Work to be completed:
Each entry must be returned exactly. None may be omitted.

Raw data:
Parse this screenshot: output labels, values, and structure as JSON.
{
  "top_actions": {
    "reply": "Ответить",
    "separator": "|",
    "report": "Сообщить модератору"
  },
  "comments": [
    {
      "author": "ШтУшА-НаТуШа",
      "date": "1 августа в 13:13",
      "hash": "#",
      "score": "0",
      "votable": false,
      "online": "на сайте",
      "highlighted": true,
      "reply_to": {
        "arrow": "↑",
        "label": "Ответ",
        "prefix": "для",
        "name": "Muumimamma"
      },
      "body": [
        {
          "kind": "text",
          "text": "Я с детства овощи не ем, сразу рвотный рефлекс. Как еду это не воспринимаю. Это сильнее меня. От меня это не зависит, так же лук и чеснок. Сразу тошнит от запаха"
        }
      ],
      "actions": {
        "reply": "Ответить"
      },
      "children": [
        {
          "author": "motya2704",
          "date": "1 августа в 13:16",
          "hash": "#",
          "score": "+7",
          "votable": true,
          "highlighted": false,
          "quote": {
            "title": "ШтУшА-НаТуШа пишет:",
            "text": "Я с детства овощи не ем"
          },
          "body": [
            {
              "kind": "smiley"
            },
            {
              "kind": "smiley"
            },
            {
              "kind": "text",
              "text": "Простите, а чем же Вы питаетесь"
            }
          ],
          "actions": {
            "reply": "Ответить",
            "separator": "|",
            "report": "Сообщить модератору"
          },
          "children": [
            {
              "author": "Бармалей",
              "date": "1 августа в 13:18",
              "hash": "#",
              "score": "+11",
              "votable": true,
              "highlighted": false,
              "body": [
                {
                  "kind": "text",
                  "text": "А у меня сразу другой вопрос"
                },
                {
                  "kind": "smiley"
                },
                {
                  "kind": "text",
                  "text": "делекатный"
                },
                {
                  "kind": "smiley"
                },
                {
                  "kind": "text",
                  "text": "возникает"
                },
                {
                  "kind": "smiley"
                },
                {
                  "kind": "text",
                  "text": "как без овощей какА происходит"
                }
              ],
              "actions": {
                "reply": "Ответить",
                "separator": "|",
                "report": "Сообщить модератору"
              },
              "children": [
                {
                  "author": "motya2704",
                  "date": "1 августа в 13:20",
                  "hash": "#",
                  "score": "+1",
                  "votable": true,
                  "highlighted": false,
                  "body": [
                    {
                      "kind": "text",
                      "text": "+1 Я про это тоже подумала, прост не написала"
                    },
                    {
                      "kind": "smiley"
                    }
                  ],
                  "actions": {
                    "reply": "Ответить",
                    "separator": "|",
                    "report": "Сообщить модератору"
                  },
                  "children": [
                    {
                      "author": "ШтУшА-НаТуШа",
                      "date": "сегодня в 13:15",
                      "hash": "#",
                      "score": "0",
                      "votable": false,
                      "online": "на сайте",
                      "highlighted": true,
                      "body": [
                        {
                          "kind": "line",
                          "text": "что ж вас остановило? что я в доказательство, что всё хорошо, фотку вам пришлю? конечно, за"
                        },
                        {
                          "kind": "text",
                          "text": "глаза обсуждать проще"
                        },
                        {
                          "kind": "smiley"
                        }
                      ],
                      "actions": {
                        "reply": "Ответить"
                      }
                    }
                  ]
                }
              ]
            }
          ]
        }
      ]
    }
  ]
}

Response for this exercise:
Parse this screenshot: output labels, values, and structure as JSON.
{
  "top_actions": {
    "reply": "Ответить",
    "separator": "|",
    "report": "Сообщить модератору"
  },
  "comments": [
    {
      "author": "ШтУшА-НаТуШа",
      "date": "1 августа в 13:13",
      "hash": "#",
      "score": "0",
      "votable": false,
      "online": "на сайте",
      "highlighted": true,
      "reply_to": {
        "arrow": "↑",
        "label": "Ответ",
        "prefix": "для",
        "name": "Muumimamma"
      },
      "body": [
        {
          "kind": "text",
          "text": "Я с детства овощи не ем, сразу рвотный рефлекс. Как еду это не воспринимаю. Это сильнее меня. От меня это не зависит, так же лук и чеснок. Сразу тошнит от запаха"
        }
      ],
      "actions": {
        "reply": "Ответить"
      },
      "children": [
        {
          "author": "motya2704",
          "date": "1 августа в 13:16",
          "hash": "#",
          "score": "+7",
          "votable": true,
          "highlighted": false,
          "quote": {
            "title": "ШтУшА-НаТуШа пишет:",
            "text": "Я с детства овощи не ем"
          },
          "body": [
            {
              "kind": "smiley"
            },
            {
              "kind": "smiley"
            },
            {
              "kind": "text",
              "text": "Простите, а чем же Вы питаетесь"
            }
          ],
          "actions": {
            "reply": "Ответить",
            "separator": "|",
            "report": "Сообщить модератору"
          },
          "children": [
            {
              "author": "Бармалей",
              "date": "1 августа в 13:18",
              "hash": "#",
              "score": "+11",
              "votable": true,
              "highlighted": false,
              "body": [
                {
                  "kind": "text",
                  "text": "А у меня сразу другой вопрос"
                },
                {
                  "kind": "smiley"
                },
                {
                  "kind": "text",
                  "text": "делекатный"
                },
                {
                  "kind": "smiley"
                },
                {
                  "kind": "text",
                  "text": "возникает"
                },
                {
                  "kind": "smiley"
                },
                {
                  "kind": "text",
                  "text": "как без овощей какА происходит"
                }
              ],
              "actions": {
                "reply": "Ответить",
                "separator": "|",
                "report": "Сообщить модератору"
              },
              "children": [
                {
                  "author": "motya2704",
                  "date": "1 августа в 13:20",
                  "hash": "#",
                  "score": "+1",
                  "votable": true,
                  "highlighted": false,
                  "body": [
                    {
                      "kind": "text",
                      "text": "+1 Я про это тоже подумала, прост не написала"
                    },
                    {
                      "kind": "smiley"
                    }
                  ],
                  "actions": {
                    "reply": "Ответить",
                    "separator": "|",
                    "report": "Сообщить модератору"
                  },
                  "children": [
                    {
                      "author": "ШтУшА-НаТуШа",
                      "date": "сегодня в 13:15",
                      "hash": "#",
                      "score": "0",
                      "votable": false,
                      "online": "на сайте",
                      "highlighted": true,
                      "body": [
                        {
                          "kind": "line",
                          "text": "что ж вас остановило? что я в доказательство, что всё хорошо, фотку вам пришлю? конечно, за"
                        },
                        {
                          "kind": "text",
                          "text": "глаза обсуждать проще"
                        },
                        {
                          "kind": "smiley"
                        }
                      ],
                      "actions": {
                        "reply": "Ответить"
                      }
                    }
                  ]
                }
              ]
            }
          ]
        }
      ]
    }
  ]
}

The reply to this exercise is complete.